And for now, we’re still allowed to go outside to walk, run or bike as long as we keep our distance. I do hill repeats on the bike. I go run. The other day, I decided to run one of my downtown routes, mostly just to see how things look with so much locked down.
It’s quiet. Parking garages are empty. No one is going into restaurants. Car traffic is light. If I wanted, I could probably run across most downtown intersections without even bothering to look for traffic. Construction is ongoing at two high-rises, but other than that the only “activity” I saw was a guy walking into an eatery with a box full of supplies. I’m assuming the restaurant is still doing takeout and delivery. But I worry about the Tulsa Arts District and all the businesses that are there. Restaurants, bars, taprooms and concert venues are all closed. The baseball park is empty and will stay that way.
This Friday would be the First Friday Arts Walk, which usually brings hundreds of people there to tour the museums.
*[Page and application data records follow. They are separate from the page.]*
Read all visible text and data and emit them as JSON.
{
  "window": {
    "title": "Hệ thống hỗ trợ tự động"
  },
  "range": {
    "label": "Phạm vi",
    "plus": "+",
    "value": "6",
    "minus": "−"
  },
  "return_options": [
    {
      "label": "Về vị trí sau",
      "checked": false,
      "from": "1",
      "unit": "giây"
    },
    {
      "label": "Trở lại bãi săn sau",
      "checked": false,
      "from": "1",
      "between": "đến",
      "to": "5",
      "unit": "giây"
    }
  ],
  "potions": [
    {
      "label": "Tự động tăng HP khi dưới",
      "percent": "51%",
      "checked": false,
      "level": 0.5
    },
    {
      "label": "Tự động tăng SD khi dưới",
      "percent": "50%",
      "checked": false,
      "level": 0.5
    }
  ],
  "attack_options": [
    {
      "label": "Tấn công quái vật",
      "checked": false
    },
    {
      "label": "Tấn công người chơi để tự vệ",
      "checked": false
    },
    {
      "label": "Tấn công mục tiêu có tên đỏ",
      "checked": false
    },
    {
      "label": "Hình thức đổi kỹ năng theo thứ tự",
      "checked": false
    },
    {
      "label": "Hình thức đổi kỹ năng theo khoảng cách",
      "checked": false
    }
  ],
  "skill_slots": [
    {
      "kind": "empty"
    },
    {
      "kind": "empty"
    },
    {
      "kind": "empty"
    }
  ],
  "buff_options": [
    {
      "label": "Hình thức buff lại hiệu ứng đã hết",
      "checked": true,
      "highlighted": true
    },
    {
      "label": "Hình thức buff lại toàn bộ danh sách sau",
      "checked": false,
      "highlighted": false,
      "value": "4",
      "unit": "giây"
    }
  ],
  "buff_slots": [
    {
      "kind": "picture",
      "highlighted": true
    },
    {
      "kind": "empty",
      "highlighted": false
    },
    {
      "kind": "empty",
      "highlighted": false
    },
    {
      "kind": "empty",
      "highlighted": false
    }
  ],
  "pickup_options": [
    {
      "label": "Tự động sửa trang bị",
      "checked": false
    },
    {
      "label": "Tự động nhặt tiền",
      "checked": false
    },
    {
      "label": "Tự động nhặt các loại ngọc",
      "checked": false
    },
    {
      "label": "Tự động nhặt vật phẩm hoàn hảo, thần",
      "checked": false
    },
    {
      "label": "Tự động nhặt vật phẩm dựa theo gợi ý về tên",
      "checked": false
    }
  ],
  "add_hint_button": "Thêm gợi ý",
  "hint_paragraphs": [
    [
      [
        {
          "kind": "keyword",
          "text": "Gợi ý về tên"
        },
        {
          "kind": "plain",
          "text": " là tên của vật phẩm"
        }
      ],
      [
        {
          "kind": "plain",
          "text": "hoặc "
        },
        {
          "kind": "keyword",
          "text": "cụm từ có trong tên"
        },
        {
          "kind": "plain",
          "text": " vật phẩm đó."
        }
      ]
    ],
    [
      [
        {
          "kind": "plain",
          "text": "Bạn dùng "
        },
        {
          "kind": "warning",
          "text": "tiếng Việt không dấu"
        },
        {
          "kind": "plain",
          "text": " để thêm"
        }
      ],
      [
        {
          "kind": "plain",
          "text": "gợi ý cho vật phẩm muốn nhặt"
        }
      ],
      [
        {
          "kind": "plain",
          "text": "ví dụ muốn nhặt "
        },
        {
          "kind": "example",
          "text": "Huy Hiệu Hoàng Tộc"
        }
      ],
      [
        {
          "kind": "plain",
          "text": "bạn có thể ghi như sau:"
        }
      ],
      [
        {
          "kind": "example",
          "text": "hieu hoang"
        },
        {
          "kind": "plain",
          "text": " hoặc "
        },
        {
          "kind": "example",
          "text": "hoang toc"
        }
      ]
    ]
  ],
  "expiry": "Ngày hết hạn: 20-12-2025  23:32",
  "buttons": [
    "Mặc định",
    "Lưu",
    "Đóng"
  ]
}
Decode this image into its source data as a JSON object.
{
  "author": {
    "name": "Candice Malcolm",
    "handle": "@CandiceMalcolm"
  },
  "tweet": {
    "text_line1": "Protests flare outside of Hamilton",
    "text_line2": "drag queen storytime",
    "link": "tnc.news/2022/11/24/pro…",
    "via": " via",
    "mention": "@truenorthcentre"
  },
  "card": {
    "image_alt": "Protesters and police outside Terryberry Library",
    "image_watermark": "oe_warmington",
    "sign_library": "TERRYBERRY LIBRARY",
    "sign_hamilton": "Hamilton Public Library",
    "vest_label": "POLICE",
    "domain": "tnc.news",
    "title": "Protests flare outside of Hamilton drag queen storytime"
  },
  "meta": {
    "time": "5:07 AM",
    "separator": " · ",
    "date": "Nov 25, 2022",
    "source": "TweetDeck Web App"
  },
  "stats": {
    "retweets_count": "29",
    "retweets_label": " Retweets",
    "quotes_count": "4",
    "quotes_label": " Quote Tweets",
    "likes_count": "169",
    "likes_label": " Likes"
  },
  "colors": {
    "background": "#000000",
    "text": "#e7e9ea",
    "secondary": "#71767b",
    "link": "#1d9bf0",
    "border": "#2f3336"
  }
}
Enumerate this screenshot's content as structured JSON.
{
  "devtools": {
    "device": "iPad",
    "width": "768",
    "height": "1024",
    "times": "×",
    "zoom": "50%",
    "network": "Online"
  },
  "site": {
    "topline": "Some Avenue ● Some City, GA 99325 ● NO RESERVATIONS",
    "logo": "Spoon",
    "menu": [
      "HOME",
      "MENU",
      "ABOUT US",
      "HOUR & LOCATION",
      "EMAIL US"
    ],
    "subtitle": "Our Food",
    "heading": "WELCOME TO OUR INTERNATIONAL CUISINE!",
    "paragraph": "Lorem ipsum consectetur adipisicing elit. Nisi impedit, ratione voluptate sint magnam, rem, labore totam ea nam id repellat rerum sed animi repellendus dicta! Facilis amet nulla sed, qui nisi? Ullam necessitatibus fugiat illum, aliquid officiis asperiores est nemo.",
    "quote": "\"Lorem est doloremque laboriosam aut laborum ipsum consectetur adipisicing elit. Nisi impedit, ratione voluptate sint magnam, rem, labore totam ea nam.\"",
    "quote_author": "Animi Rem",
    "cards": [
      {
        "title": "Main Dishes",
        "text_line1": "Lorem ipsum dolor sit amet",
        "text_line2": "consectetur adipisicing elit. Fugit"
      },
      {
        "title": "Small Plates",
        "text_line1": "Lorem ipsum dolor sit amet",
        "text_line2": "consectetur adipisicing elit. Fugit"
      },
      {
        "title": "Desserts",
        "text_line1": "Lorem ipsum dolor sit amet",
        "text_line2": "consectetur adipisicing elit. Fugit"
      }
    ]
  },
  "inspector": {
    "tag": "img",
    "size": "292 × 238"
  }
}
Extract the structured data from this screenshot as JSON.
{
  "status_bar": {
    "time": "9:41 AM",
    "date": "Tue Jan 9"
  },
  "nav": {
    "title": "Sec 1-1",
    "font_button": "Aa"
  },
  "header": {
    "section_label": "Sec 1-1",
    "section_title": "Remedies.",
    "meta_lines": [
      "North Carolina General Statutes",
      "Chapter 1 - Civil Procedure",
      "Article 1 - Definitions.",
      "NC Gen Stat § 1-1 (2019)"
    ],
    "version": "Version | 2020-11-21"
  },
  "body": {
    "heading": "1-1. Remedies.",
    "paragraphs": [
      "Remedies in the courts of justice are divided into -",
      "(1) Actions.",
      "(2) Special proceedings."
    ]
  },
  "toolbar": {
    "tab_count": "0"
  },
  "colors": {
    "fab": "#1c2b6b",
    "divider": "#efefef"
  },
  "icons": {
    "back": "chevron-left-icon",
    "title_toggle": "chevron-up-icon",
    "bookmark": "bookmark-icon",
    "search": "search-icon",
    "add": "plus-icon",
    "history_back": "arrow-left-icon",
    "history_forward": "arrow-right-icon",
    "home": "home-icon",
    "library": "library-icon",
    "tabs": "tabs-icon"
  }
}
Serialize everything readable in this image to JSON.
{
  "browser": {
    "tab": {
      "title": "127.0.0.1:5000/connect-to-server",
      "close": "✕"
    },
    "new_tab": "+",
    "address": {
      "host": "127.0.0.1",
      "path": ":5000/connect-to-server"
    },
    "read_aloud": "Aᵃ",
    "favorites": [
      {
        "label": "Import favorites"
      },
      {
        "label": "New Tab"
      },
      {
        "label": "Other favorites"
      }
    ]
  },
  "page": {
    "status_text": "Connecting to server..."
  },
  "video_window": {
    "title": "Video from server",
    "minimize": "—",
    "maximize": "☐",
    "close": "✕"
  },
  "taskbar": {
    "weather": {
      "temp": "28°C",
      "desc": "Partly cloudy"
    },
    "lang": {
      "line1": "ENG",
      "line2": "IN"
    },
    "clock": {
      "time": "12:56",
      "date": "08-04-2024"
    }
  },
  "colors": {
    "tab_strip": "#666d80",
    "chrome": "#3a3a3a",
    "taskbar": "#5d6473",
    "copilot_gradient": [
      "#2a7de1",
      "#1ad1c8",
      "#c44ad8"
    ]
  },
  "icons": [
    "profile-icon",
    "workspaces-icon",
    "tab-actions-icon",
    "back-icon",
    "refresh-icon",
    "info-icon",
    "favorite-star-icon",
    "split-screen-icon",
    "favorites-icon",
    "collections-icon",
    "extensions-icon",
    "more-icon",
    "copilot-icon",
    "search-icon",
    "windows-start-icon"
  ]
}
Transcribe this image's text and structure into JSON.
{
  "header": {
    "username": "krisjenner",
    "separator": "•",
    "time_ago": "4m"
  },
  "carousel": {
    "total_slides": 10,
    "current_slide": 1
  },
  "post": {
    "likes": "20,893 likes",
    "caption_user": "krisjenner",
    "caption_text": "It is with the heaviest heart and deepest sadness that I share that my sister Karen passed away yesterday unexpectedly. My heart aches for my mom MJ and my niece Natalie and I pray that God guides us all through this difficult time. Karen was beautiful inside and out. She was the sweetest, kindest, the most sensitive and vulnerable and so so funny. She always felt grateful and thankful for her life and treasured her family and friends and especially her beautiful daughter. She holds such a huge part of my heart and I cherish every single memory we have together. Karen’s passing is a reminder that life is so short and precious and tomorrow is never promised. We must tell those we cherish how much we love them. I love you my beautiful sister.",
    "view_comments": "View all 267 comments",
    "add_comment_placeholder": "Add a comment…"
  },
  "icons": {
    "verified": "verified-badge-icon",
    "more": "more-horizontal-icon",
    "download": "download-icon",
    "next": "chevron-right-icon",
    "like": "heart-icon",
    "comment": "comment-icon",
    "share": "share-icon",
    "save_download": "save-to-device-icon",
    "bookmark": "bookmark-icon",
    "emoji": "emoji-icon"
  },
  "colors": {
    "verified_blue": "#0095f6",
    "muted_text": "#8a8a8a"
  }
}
A park there usually hosts free outdoor concerts. If there was a baseball game scheduled, thousands more would come. Add a show or two and hundreds or thousands would be added to their numbers, and the Arts District would be hopping. This weekend? It’ll be a dead zone.
And for good reason. Coronavirus infections are spiking, hospitalizations are surging, and deaths are beginning to mount.
It’s hard for everyone, even if you’re not sick. We’re losing income. Jobs. Missing friends. Unable to see family. And all those travel plans are toast. All of it’s been replaced by boredom at home, worries about money and the overhanging dread of the question: “What if I get sick?”
And I think that’s why I’ve been adamant about exercising. I haven’t missed a workout yet. I’m still running. Yeah, none of this is as epic as the lifts at the gym or as fun as those group runs and races we’re missing now. And it’s OK to grieve that. But you have to find something to cope with it.
So that’s my goal for next week, and every week going forward until life gets back to some sort of normal. I hope you can do the same. Find that things to help you deal.